by Alex Knepper
Sex crime accusations are gut-wrenching to deal with because the gravity of the offense is so heavy — and our tools for sorting truth from falsehood are profoundly and necessarily limited. On the one hand, we want to believe and console those who have been victimized — but we also don’t want to condemn a man as a monster unless we have incontrovertible evidence against him. It is difficult enough to neutrally evaluate sex crime accusations without partisan and ideological concerns getting in the way — but when we apply that political layer to an accusation, it is nearly impossible to have an even-handed discussion, since much is at stake beyond the simple guilt or innocence of the accused. Whether one gives Bill Clinton the benefit of the doubt seems to be motivated in almost every instance by partisan concerns, it seems — and I look at myself, too, and recognize that, as a supporter of Hillary Clinton, I want to believe he didn’t do what he’s accused of doing. So I will say here that I cannot state decisively that Bill Clinton is innocent. What I can say is that there are good reasons to give him the benefit of the doubt.
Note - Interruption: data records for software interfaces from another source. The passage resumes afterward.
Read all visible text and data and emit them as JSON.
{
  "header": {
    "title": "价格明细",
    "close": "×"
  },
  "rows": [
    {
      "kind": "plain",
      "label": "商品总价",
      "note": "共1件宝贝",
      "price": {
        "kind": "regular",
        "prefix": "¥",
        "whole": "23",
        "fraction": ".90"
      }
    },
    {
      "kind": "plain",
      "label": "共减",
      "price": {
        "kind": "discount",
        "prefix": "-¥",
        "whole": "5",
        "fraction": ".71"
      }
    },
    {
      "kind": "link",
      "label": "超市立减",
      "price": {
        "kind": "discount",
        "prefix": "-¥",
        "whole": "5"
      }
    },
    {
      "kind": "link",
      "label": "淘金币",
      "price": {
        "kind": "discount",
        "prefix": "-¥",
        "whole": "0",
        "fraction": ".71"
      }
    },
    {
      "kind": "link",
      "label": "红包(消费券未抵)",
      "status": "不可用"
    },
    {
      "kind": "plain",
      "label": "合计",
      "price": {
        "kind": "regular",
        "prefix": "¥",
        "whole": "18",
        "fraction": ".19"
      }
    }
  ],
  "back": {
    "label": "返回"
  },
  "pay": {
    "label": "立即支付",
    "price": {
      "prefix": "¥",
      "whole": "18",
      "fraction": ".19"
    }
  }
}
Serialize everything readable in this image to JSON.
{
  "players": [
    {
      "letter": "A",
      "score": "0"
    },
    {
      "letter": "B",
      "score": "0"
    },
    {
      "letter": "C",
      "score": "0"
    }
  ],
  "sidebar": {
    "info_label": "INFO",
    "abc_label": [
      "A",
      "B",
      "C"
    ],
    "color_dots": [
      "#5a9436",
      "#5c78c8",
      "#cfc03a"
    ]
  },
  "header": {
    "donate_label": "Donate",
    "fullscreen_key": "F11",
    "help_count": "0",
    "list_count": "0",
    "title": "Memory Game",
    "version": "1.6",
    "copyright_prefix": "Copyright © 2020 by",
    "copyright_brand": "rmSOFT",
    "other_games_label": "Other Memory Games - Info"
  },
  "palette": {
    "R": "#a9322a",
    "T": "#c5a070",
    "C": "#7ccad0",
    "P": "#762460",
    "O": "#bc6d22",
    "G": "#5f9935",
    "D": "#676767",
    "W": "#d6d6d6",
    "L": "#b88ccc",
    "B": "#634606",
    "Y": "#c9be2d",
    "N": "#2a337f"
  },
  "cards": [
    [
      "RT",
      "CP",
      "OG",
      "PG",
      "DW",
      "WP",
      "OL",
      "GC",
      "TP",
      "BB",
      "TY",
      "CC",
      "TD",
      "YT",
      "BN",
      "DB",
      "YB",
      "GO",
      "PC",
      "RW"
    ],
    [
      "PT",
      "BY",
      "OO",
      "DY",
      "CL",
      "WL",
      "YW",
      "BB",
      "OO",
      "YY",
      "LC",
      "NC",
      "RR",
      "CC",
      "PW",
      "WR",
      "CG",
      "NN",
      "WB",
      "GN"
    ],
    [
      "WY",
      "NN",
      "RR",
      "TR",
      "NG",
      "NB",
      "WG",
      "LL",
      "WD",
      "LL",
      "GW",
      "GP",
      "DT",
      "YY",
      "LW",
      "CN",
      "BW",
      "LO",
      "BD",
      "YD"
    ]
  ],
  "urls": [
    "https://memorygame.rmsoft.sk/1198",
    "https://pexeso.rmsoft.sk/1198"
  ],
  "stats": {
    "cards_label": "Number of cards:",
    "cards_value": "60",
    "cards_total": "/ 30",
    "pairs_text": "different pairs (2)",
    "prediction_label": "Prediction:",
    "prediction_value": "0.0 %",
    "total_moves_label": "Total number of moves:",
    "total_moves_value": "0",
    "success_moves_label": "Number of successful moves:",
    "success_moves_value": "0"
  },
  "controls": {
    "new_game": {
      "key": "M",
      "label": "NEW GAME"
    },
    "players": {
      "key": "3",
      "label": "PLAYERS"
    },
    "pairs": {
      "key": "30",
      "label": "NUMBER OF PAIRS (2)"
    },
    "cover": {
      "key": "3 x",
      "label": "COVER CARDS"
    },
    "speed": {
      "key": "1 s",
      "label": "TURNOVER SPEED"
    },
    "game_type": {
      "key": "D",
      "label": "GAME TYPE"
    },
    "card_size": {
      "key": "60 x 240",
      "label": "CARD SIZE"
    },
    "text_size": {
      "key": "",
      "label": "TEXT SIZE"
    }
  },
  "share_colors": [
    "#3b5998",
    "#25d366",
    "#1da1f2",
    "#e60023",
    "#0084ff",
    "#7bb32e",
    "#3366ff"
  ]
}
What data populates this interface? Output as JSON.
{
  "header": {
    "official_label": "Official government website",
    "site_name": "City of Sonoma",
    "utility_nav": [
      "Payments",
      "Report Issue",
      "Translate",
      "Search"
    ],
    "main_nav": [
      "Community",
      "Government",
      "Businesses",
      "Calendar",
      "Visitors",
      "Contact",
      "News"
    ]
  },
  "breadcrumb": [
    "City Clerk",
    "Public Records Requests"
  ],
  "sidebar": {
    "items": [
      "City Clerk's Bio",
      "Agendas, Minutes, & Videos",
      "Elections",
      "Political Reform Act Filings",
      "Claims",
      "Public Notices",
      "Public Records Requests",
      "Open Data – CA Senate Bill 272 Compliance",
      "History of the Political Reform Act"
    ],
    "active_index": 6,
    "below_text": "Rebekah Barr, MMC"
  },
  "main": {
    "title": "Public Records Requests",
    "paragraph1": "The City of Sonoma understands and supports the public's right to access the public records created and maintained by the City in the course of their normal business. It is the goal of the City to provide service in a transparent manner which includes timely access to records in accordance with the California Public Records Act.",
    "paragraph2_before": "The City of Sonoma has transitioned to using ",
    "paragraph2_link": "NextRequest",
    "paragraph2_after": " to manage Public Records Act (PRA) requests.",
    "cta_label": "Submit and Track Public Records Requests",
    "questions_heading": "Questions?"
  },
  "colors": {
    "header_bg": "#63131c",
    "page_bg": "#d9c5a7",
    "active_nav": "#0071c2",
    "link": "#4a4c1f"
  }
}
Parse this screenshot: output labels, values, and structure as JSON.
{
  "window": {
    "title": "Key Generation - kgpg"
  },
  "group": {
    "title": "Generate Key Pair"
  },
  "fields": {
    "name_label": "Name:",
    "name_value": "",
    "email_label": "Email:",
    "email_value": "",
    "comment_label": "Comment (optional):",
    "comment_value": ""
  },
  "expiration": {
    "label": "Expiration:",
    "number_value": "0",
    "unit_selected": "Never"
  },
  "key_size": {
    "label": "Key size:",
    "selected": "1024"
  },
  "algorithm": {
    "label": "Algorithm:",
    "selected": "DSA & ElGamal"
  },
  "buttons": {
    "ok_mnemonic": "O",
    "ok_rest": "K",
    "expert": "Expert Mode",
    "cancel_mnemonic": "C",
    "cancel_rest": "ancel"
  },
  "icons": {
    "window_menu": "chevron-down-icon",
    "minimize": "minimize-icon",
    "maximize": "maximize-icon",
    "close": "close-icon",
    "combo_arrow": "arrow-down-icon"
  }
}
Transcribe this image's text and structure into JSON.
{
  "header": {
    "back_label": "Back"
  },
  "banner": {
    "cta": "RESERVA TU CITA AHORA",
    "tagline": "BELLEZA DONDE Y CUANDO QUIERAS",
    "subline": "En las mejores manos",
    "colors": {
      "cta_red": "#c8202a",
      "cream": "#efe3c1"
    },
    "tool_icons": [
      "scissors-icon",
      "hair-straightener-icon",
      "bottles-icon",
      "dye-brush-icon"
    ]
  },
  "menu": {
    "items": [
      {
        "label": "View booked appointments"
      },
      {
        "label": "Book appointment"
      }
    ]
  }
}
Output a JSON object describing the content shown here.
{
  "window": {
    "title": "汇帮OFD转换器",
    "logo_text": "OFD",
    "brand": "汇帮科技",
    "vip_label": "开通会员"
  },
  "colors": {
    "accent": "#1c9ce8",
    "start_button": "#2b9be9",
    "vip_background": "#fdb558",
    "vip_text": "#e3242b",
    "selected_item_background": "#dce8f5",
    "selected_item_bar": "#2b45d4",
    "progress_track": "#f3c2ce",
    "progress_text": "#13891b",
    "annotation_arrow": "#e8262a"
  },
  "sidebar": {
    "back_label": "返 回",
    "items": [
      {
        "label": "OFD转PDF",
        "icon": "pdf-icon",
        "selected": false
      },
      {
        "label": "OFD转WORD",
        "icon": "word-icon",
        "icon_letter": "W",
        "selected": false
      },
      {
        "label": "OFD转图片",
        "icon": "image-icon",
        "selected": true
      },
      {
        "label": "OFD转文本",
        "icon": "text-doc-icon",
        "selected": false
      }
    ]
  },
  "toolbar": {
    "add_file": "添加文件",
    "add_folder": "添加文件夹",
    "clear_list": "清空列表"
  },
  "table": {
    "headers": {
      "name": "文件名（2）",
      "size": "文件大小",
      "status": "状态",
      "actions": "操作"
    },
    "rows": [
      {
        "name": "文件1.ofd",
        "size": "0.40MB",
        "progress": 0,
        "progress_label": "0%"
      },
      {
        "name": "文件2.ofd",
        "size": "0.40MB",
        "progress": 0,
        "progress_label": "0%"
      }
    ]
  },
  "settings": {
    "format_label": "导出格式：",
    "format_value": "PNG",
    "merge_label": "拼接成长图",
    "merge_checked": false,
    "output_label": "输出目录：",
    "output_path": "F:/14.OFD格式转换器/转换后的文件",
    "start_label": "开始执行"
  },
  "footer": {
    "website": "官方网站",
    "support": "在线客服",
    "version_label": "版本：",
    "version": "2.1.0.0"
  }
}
We know that Bill Clinton has a history of being a user and a cheater. We must remember that cheating is not assault, nor is it indicative of a greater likelihood to commit assault. Trump supporters love to sneakily cluster all sexual impropriety under the same umbrella — but while both are examples of bad behavior, only one is a crime. With this in mind, I will not bother addressing anything about Gennifer Flowers, Monica Lewinsky, or other episodes in which the consensual nature of the affair is not in doubt. There are three primary accusers Republicans point to as evidence that Bill is a sex criminal: Paula Jones, Kathleen Willey, and Juanita Broaddrick.
I cannot decisively say that any of these women are lying. But I can say that there are good reasons to be skeptical of their claims, and that pro-Trump Republicans are exploiting both people’s ignorance about the details of the cases, as well as the popular progressive tendency to insist that we ought to always believe accusers. I do not accept the notion that we must always believe the accuser. We should always take accusations seriously — but from there, we must look at the evidence and only then decide how much weight to assign them. The weight of the evidence shows that there is good reason to give Bill Clinton the benefit of the doubt.